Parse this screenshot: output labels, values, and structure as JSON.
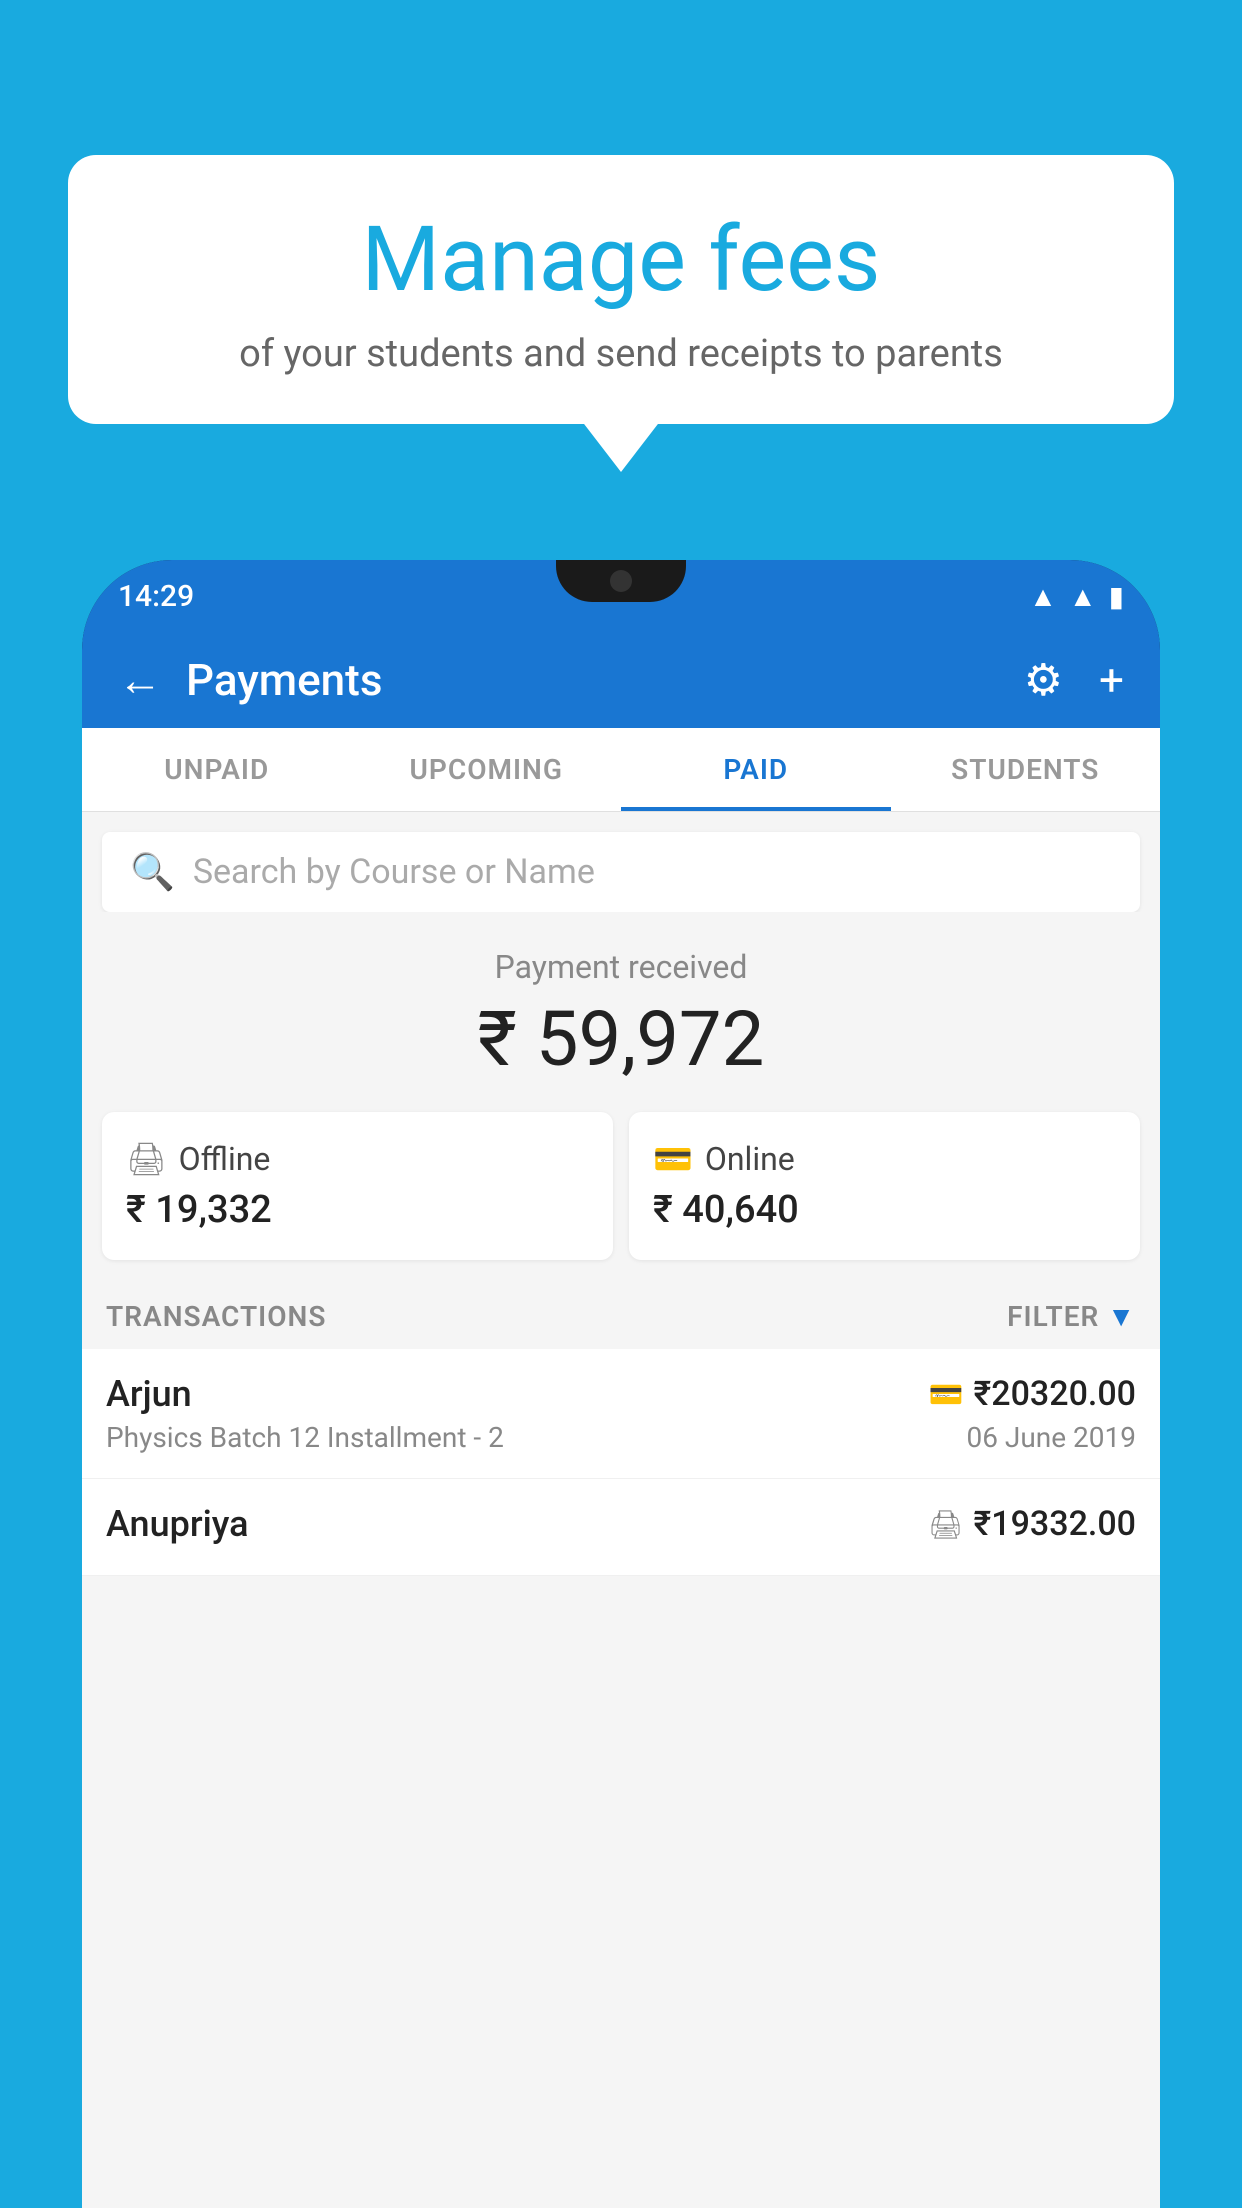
{
  "background_color": "#19AADF",
  "bubble": {
    "title": "Manage fees",
    "subtitle": "of your students and send receipts to parents"
  },
  "status_bar": {
    "time": "14:29",
    "wifi_icon": "▲",
    "signal_icon": "▲",
    "battery_icon": "▮"
  },
  "header": {
    "back_label": "←",
    "title": "Payments",
    "settings_icon": "⚙",
    "add_icon": "+"
  },
  "tabs": [
    {
      "label": "UNPAID",
      "active": false
    },
    {
      "label": "UPCOMING",
      "active": false
    },
    {
      "label": "PAID",
      "active": true
    },
    {
      "label": "STUDENTS",
      "active": false
    }
  ],
  "search": {
    "placeholder": "Search by Course or Name"
  },
  "payment_received": {
    "label": "Payment received",
    "amount": "₹ 59,972"
  },
  "payment_cards": [
    {
      "type": "Offline",
      "amount": "₹ 19,332",
      "icon": "💳"
    },
    {
      "type": "Online",
      "amount": "₹ 40,640",
      "icon": "💳"
    }
  ],
  "transactions": {
    "header_label": "TRANSACTIONS",
    "filter_label": "FILTER",
    "filter_icon": "▼",
    "rows": [
      {
        "name": "Arjun",
        "pay_type": "online",
        "amount": "₹20320.00",
        "course": "Physics Batch 12 Installment - 2",
        "date": "06 June 2019"
      },
      {
        "name": "Anupriya",
        "pay_type": "offline",
        "amount": "₹19332.00",
        "course": "",
        "date": ""
      }
    ]
  }
}
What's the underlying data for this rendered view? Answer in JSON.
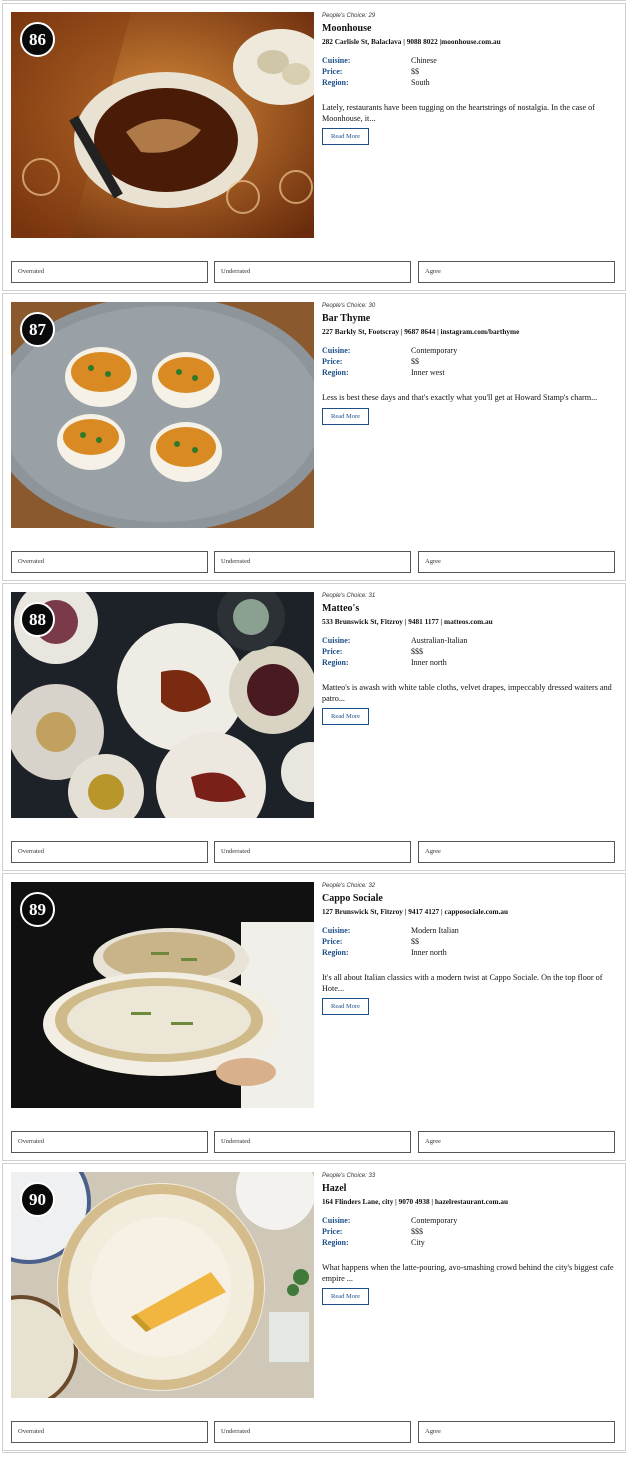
{
  "restaurants": [
    {
      "rank": "86",
      "peoples_choice": "People's Choice: 29",
      "name": "Moonhouse",
      "address": "282 Carlisle St, Balaclava | 9088 8022 |moonhouse.com.au",
      "cuisine_label": "Cuisine:",
      "cuisine": "Chinese",
      "price_label": "Price:",
      "price": "$$",
      "region_label": "Region:",
      "region": "South",
      "description": "Lately, restaurants have been tugging on the heartstrings of nostalgia. In the case of Moonhouse, it...",
      "read_more": "Read More",
      "votes": [
        "Overrated",
        "Underrated",
        "Agree"
      ]
    },
    {
      "rank": "87",
      "peoples_choice": "People's Choice: 30",
      "name": "Bar Thyme",
      "address": "227 Barkly St, Footscray | 9687 8644 | instagram.com/barthyme",
      "cuisine_label": "Cuisine:",
      "cuisine": "Contemporary",
      "price_label": "Price:",
      "price": "$$",
      "region_label": "Region:",
      "region": "Inner west",
      "description": "Less is best these days and that's exactly what you'll get at Howard Stamp's charm...",
      "read_more": "Read More",
      "votes": [
        "Overrated",
        "Underrated",
        "Agree"
      ]
    },
    {
      "rank": "88",
      "peoples_choice": "People's Choice: 31",
      "name": "Matteo's",
      "address": "533 Brunswick St, Fitzroy | 9481 1177 | matteos.com.au",
      "cuisine_label": "Cuisine:",
      "cuisine": "Australian-Italian",
      "price_label": "Price:",
      "price": "$$$",
      "region_label": "Region:",
      "region": "Inner north",
      "description": "Matteo's is awash with white table cloths, velvet drapes, impeccably dressed waiters and patro...",
      "read_more": "Read More",
      "votes": [
        "Overrated",
        "Underrated",
        "Agree"
      ]
    },
    {
      "rank": "89",
      "peoples_choice": "People's Choice: 32",
      "name": "Cappo Sociale",
      "address": "127 Brunswick St, Fitzroy | 9417 4127 | capposociale.com.au",
      "cuisine_label": "Cuisine:",
      "cuisine": "Modern Italian",
      "price_label": "Price:",
      "price": "$$",
      "region_label": "Region:",
      "region": "Inner north",
      "description": "It's all about Italian classics with a modern twist at Cappo Sociale. On the top floor of Hote...",
      "read_more": "Read More",
      "votes": [
        "Overrated",
        "Underrated",
        "Agree"
      ]
    },
    {
      "rank": "90",
      "peoples_choice": "People's Choice: 33",
      "name": "Hazel",
      "address": "164 Flinders Lane, city | 9070 4938 | hazelrestaurant.com.au",
      "cuisine_label": "Cuisine:",
      "cuisine": "Contemporary",
      "price_label": "Price:",
      "price": "$$$",
      "region_label": "Region:",
      "region": "City",
      "description": "What happens when the latte-pouring, avo-smashing crowd behind the city's biggest cafe empire ...",
      "read_more": "Read More",
      "votes": [
        "Overrated",
        "Underrated",
        "Agree"
      ]
    }
  ]
}
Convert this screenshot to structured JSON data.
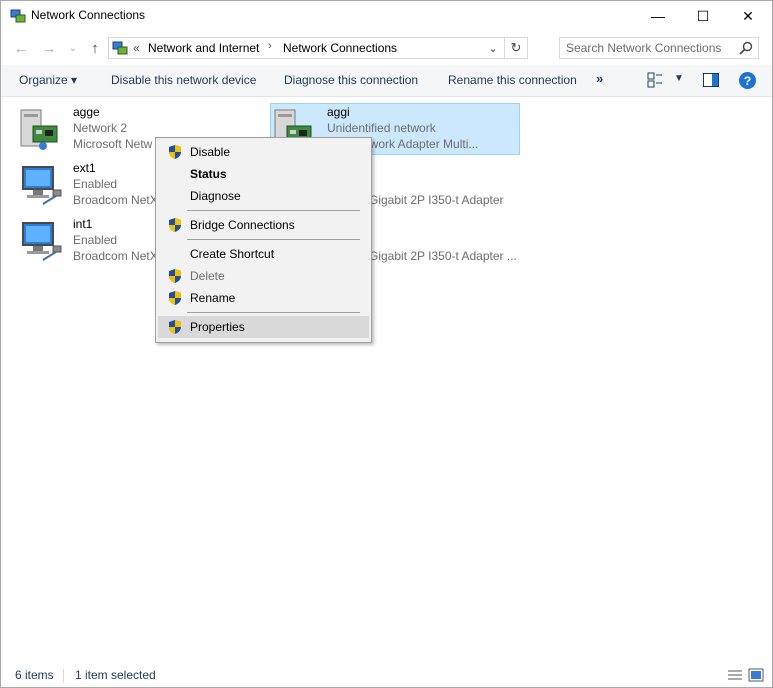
{
  "window": {
    "title": "Network Connections",
    "minimize_glyph": "—",
    "maximize_glyph": "☐",
    "close_glyph": "✕"
  },
  "address_bar": {
    "overflow": "«",
    "segments": [
      "Network and Internet",
      "Network Connections"
    ],
    "separator": "›"
  },
  "search": {
    "placeholder": "Search Network Connections"
  },
  "toolbar": {
    "organize": "Organize ▾",
    "disable": "Disable this network device",
    "diagnose": "Diagnose this connection",
    "rename": "Rename this connection",
    "more": "»",
    "help": "?"
  },
  "connections": [
    {
      "name": "agge",
      "status": "Network  2",
      "adapter": "Microsoft Netw",
      "selected": false,
      "icon": "wired-network-adapter-icon"
    },
    {
      "name": "aggi",
      "status": "Unidentified network",
      "adapter": "ft Network Adapter Multi...",
      "selected": true,
      "icon": "wired-network-adapter-icon"
    },
    {
      "name": "ext1",
      "status": "Enabled",
      "adapter": "Broadcom NetX",
      "selected": false,
      "icon": "ethernet-icon"
    },
    {
      "name": "",
      "status": "",
      "adapter": "Gigabit 2P I350-t Adapter",
      "selected": false,
      "icon": ""
    },
    {
      "name": "int1",
      "status": "Enabled",
      "adapter": "Broadcom NetX",
      "selected": false,
      "icon": "ethernet-icon"
    },
    {
      "name": "",
      "status": "",
      "adapter": "Gigabit 2P I350-t Adapter ...",
      "selected": false,
      "icon": ""
    }
  ],
  "context_menu": {
    "items": [
      {
        "label": "Disable",
        "shield": true,
        "bold": false,
        "disabled": false
      },
      {
        "label": "Status",
        "shield": false,
        "bold": true,
        "disabled": false
      },
      {
        "label": "Diagnose",
        "shield": false,
        "bold": false,
        "disabled": false
      },
      {
        "label": "Bridge Connections",
        "shield": true,
        "bold": false,
        "disabled": false
      },
      {
        "label": "Create Shortcut",
        "shield": false,
        "bold": false,
        "disabled": false
      },
      {
        "label": "Delete",
        "shield": true,
        "bold": false,
        "disabled": true
      },
      {
        "label": "Rename",
        "shield": true,
        "bold": false,
        "disabled": false
      },
      {
        "label": "Properties",
        "shield": true,
        "bold": false,
        "disabled": false,
        "highlighted": true
      }
    ]
  },
  "status_bar": {
    "item_count": "6 items",
    "selection": "1 item selected"
  },
  "colors": {
    "selection_bg": "#cce8ff",
    "selection_border": "#99d1ff",
    "link_text": "#1e395b",
    "help_blue": "#1e73d2",
    "shield_blue": "#1f4e9c",
    "shield_yellow": "#f2c200"
  }
}
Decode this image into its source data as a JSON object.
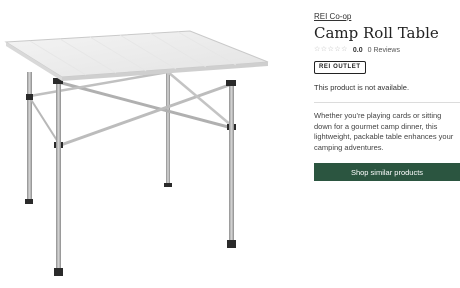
{
  "product": {
    "brand": "REI Co-op",
    "title": "Camp Roll Table",
    "rating_score": "0.0",
    "reviews_count": "0",
    "reviews_label": "Reviews",
    "stars_filled": 0,
    "stars_total": 5,
    "outlet_badge": "REI OUTLET",
    "availability": "This product is not available.",
    "description": "Whether you're playing cards or sitting down for a gourmet camp dinner, this lightweight, packable table enhances your camping adventures.",
    "cta_label": "Shop similar products"
  },
  "image": {
    "icon": "camp-table-photo"
  },
  "colors": {
    "cta": "#2b5540",
    "star_empty": "#b8b8b8",
    "text": "#2b2b2b"
  }
}
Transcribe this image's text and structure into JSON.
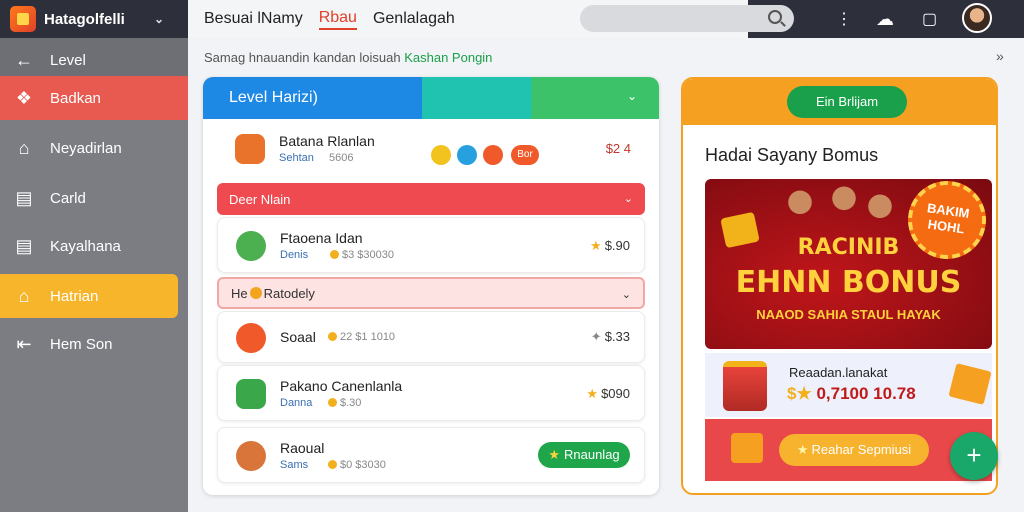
{
  "app": {
    "title": "Hatagolfelli"
  },
  "topnav": {
    "tabs": [
      "Besuai lNamy",
      "Rbau",
      "Genlalagah"
    ]
  },
  "search": {
    "placeholder": ""
  },
  "sidebar": {
    "items": [
      {
        "label": "Level",
        "icon": "arrow-left-icon"
      },
      {
        "label": "Badkan",
        "icon": "puzzle-icon"
      },
      {
        "label": "Neyadirlan",
        "icon": "home-icon"
      },
      {
        "label": "Carld",
        "icon": "chart-icon"
      },
      {
        "label": "Kayalhana",
        "icon": "id-card-icon"
      },
      {
        "label": "Hatrian",
        "icon": "house-icon"
      },
      {
        "label": "Hem Son",
        "icon": "exit-icon"
      }
    ]
  },
  "subhead": {
    "text": "Samag hnauandin kandan loisuah",
    "highlight": "Kashan Pongin"
  },
  "panel": {
    "title": "Level Harizi)",
    "top_row": {
      "name": "Batana Rlanlan",
      "sub": "Sehtan",
      "value": "5606",
      "chip": "Bor",
      "price": "$2 4"
    },
    "section1": {
      "label": "Deer Nlain"
    },
    "row1": {
      "name": "Ftaoena Idan",
      "sub": "Denis",
      "value": "$3 $30030",
      "price": "$.90"
    },
    "section2": {
      "label": "He",
      "label2": "Ratodely"
    },
    "row2": {
      "name": "Soaal",
      "sub": "",
      "value": "22 $1 1010",
      "price": "$.33"
    },
    "row3": {
      "name": "Pakano Canenlanla",
      "sub": "Danna",
      "value": "$.30",
      "price": "$090"
    },
    "row4": {
      "name": "Raoual",
      "sub": "Sams",
      "value": "$0 $3030",
      "button": "Rnaunlag"
    }
  },
  "card": {
    "claim": "Ein Brlijam",
    "title": "Hadai Sayany Bomus",
    "banner": {
      "burst": "BAKIM HOHL",
      "line1": "RACINIB",
      "line2": "EHNN BONUS",
      "line3": "NAAOD SAHIA STAUL HAYAK"
    },
    "promo": {
      "line1": "Reaadan.lanakat",
      "line2": "0,7100 10.78"
    },
    "cta": "Reahar Sepmiusi"
  }
}
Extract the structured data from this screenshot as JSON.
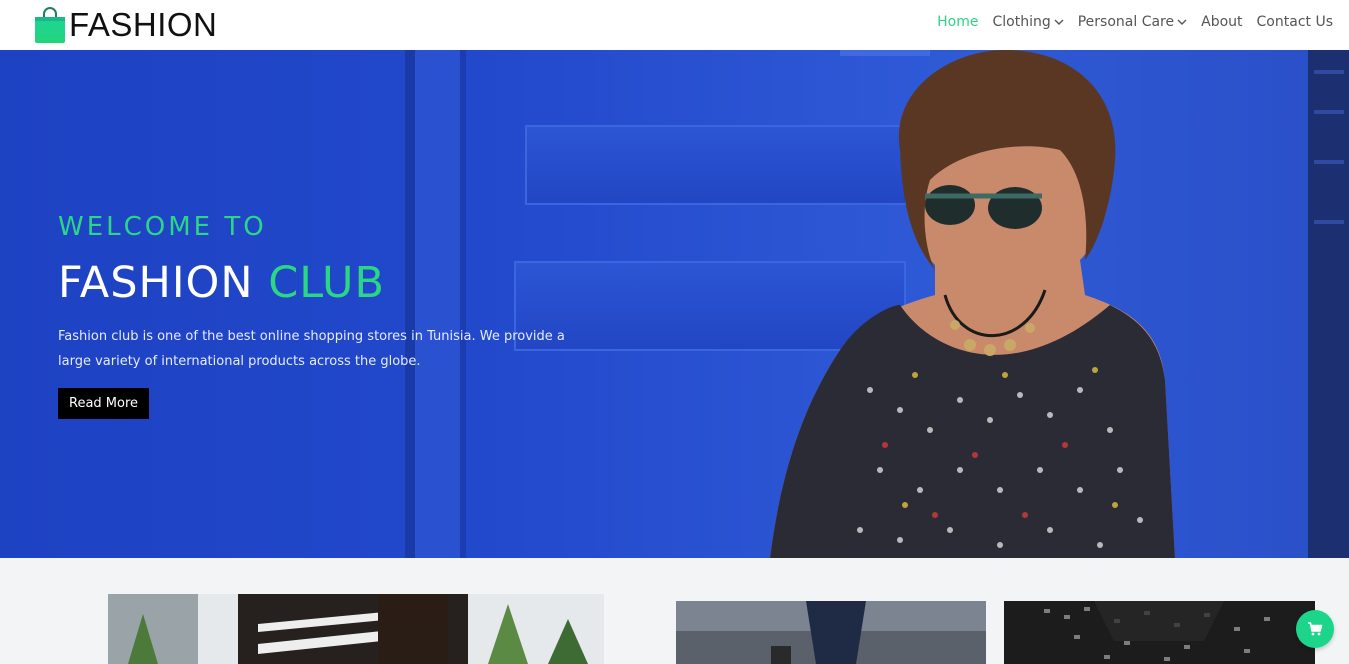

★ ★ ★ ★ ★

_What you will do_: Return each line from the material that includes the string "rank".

_Solution below_:
      "rank": "86",
      "rank": "87",
      "rank": "88",
      "rank": "89",
      "rank": "90",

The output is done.